No significant global impacts are considered likely.

Possible health concerns

Excessive exposure to some triphenyltin compounds may affect the eye, immune system, lung, reproductive system, skin, throat and the unborn child, and may cause cancer. The Environment Agency aims to ensure that environmental exposures are too low to harm human health.

Legislation

Why was this substance selected for the Pollution Inventory?

This substance is no longer reported to the Pollution Inventory. Over the period 1998-2001 reports were required but it was not reported in significant quantities.

Standard risk phrases for the pure substance

The standard risk phrases provided here are generally those used by suppliers of chemicals to describe substances - for example on packaging materials. The most important source of these phrases are the CHIP Regulations - Chemicals (Hazard Information and Packaging for Supply) - provided by the Health and Safety Executive. Some substances do not have CHIP risk phrases and in these circumstances we have used other risk phrases, the sources of which are indicated.

No risk phrases available for this substance

Controlling legislation and international agreements

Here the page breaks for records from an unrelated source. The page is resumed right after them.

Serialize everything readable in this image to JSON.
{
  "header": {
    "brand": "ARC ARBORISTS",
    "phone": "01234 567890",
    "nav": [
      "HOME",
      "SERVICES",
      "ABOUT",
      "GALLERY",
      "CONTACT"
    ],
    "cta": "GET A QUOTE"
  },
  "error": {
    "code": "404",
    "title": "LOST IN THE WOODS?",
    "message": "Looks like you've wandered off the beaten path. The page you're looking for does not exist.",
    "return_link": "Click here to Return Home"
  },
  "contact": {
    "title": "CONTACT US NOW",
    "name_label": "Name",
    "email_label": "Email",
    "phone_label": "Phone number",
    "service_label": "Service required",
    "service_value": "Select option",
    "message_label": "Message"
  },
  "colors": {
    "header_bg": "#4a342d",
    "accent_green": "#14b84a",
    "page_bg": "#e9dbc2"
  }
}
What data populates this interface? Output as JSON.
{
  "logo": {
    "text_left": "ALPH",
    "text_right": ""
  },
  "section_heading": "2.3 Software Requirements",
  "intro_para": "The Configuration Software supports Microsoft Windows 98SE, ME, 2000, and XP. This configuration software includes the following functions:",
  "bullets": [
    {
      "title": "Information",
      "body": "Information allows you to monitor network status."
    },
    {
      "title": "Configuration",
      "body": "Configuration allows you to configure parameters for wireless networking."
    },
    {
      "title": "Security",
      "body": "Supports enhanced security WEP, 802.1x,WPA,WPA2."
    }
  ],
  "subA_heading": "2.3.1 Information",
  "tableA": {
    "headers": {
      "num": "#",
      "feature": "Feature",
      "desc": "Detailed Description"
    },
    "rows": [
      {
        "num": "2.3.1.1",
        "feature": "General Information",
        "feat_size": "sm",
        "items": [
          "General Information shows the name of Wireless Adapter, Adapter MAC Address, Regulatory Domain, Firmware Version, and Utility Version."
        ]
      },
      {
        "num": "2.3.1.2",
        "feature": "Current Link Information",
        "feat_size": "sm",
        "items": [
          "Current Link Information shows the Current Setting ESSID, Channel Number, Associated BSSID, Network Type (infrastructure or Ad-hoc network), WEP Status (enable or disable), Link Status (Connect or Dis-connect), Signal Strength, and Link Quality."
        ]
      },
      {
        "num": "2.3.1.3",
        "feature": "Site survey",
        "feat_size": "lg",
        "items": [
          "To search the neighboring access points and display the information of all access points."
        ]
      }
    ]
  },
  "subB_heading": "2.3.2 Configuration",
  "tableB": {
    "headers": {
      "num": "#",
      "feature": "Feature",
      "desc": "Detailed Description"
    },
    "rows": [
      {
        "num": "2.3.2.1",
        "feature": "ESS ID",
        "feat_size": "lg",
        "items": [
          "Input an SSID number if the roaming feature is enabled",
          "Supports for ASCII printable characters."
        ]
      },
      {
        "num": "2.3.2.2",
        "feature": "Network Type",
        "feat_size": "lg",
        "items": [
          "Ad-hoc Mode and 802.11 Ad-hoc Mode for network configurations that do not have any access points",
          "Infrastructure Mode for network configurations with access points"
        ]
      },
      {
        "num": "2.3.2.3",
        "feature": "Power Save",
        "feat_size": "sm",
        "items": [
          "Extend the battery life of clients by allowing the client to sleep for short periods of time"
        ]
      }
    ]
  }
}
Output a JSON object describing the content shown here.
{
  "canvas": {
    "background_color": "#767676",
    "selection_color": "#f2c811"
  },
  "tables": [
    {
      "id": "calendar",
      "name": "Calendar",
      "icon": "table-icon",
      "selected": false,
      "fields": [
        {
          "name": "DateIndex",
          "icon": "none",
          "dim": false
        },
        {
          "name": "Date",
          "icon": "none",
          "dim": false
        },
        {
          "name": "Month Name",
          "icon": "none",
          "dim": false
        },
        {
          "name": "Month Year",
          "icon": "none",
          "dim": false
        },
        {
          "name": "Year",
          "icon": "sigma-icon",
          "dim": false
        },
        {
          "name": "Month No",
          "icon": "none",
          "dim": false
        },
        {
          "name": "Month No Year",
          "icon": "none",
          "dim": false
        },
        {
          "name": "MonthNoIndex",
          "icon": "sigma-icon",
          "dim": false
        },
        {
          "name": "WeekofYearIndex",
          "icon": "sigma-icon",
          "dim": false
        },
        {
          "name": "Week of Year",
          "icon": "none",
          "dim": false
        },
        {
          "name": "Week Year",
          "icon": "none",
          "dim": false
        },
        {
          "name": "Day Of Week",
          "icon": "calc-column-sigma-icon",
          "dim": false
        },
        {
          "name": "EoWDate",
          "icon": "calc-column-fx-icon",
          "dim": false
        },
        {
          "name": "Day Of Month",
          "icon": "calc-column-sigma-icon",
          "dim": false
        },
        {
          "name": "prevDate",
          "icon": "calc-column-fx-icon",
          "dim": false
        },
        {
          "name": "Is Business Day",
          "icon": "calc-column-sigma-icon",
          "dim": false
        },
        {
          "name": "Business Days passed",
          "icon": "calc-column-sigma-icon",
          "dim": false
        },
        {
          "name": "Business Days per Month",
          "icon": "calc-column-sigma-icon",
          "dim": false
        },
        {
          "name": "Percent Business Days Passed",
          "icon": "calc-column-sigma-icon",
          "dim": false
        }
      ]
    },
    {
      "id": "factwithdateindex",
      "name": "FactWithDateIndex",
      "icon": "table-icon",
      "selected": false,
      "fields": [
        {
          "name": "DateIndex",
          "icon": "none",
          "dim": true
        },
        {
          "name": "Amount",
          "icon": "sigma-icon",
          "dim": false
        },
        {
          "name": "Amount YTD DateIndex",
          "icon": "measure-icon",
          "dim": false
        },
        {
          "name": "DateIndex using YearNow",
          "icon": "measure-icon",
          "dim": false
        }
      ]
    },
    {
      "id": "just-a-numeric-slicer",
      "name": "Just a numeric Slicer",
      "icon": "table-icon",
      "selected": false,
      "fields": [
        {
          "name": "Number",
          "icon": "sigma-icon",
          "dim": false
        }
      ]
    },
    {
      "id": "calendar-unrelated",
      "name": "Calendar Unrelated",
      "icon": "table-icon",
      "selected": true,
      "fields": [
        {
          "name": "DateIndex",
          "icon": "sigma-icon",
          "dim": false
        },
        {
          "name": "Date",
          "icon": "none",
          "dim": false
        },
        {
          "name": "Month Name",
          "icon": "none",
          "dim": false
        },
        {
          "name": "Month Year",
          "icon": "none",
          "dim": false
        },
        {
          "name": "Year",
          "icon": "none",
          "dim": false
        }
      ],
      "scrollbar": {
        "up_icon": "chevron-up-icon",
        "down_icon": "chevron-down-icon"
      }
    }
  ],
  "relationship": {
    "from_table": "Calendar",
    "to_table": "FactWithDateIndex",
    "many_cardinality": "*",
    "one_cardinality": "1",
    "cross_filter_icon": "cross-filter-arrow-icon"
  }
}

Many countries have restricted the use of triphenyltin and tributyltin antifouling paints as a result of effects on shellfish. In the UK its use in antifouling paints is restricted to boats above 25m length. The UK legislation controlling its release are the Surface Waters (Dangerous Substances) (Classification) Regulations, 1997 (SI 1997/2560) and Pollution Prevention and Control Regulations. It is a UK 'Red list' pollutant, the presence of which in the environment is of particular concern. The sale and supply of antifouling paint products in the UK is also limited to those below certain concentrations under the 1986 Pesticides Regulations - The Control of Pesticides Regulations (as amended) (COPR), which was made under the primary UK legislation controlling pesticides - the Food and Environmental Protection Act (FEPA 1985 - as amended). The European legislation also relevant to its release is EC Directive 76/464: ?Pollution of the aquatic environment by dangerous substances? (plus daughter directives). TPT compounds are also listed as substances for priority action on their control under the OSPAR and Helsinki Conventions.

These factsheets have been compiled to provide users with information on the Pollution Inventory substances and represent our best efforts to summarise a large number of disparate and sometimes conflicting data sources. We emphasise that this information describes potential hazards rather than actual effects and that the Environment Agency seeks to regulate releases to minimise emissions and hence any risk of detrimental effects occurring.